In the Nazi state, abortion is strictly punished as a “crime against the vitality of the German people”. The exception to this is women who are subjected to forced sterilisation because they are alleged to have hereditary diseases. An illustration of this is 33-year-old Sinti woman Gertrud W. who had given birth to 13 children. She is then summoned to the health department for a hereditary biology examination. However, she is not awarded the gold “Cross of Honour of the German Mother” (awarded for eight or more children), the bestowal of which requires being “of German blood”, having good “hereditary health”, “respectability” and a “morally impeccable way of life”. Instead, a medical assessor categorises her poor level of education as abnormal “intellectual imbecility”. The abortion is carried out at the school for midwives in Hanover, after which the woman is sterilised at the Nordstadtkrankenhaus, the city hospital. By the time her child is cut out by caesarean section, she is in her sixth or seventh month of pregnancy. The authorities record the birth and death of her child on the same day.

According to the “Auschwitz Decree” of Reichsführer SS Heinrich Himmler of December 1942, the Sinti and Roma who were exempt from deportation were forcibly sterilised. However, the health offices no longer took control of this, but the criminal investigation departments.

No “zero hour”

With regard to public health policy, just as in the entire state-police conduct towards the Sinti, there is no “zero hour” [a term referring to the end of the war in Germany, signalling the start of a new, non-Nazi Germany and implying an absolute break with the past and a radical new beginning]. Nor is it the case in Hanover. Although many health department records are destroyed during the air raids, the main genetic files [Erbkartei] comprising around 200,000 index cards with personal details (1942) survive as they are moved elsewhere for safekeeping. “Gypsies, Gypsy half-breeds, travelling people living like Gypsies” are flagged up on the cards with a special mark. There is evidence that this information was still being used as a matter of course well into the post-war years.
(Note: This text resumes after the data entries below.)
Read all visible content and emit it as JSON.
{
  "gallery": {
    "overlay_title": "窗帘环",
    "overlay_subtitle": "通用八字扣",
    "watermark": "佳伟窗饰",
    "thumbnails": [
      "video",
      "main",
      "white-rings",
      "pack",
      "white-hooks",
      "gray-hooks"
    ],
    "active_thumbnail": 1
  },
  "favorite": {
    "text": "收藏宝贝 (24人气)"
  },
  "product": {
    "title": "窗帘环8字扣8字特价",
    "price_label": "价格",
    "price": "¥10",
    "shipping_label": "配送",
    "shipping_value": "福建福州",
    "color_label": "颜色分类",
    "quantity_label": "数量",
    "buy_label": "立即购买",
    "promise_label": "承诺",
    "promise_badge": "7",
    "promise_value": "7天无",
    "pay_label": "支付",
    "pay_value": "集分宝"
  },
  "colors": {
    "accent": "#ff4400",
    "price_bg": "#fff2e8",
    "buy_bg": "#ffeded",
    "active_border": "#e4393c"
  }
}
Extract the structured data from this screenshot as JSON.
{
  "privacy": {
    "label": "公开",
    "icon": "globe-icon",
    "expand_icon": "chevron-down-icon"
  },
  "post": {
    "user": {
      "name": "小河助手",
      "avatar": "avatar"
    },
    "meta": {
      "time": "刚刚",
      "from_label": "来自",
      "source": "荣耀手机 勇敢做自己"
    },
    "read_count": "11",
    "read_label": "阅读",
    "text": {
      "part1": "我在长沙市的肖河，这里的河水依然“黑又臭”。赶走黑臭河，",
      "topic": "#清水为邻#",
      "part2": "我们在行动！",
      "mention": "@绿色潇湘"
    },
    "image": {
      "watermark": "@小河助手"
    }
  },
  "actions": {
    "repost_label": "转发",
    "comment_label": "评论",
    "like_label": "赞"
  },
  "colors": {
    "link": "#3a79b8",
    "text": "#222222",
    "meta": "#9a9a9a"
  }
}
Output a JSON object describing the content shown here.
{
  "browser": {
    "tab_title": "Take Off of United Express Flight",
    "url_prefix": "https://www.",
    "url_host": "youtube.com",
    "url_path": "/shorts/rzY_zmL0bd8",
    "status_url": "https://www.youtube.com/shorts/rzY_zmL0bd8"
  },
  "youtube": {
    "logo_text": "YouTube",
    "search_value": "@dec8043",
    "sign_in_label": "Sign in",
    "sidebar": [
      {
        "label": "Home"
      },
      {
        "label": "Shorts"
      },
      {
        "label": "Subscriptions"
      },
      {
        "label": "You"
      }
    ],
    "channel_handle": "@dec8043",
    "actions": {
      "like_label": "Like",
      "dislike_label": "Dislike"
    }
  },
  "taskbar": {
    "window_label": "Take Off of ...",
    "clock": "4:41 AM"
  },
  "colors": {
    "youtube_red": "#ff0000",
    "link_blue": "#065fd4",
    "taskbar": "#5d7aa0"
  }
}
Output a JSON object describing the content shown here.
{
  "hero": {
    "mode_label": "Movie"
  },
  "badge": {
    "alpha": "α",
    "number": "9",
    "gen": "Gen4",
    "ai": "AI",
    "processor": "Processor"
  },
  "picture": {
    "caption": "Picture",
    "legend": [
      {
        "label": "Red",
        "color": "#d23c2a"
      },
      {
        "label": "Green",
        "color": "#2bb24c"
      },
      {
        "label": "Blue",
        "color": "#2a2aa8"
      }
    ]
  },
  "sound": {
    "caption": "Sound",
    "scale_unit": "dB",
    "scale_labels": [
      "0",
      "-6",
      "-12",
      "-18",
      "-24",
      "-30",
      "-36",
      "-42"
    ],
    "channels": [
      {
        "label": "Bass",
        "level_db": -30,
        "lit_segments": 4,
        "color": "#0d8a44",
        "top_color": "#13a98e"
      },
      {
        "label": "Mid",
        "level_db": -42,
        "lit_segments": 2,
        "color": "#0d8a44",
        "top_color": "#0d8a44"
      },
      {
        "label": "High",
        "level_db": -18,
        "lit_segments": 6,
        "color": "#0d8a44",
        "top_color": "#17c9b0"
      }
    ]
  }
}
Further information

Wikipedia entry Nazi eugenics
Documentation and Cultural Centre for German Sinti and Roma Racial ideology
Be.Conscious.of.History The Persecution of the Sinti and Roma under National Socialism [in German]
Exter History Workshop National Socialist Health Policy [in German]

Further reading: Click here

Texts and images: Michael Pechel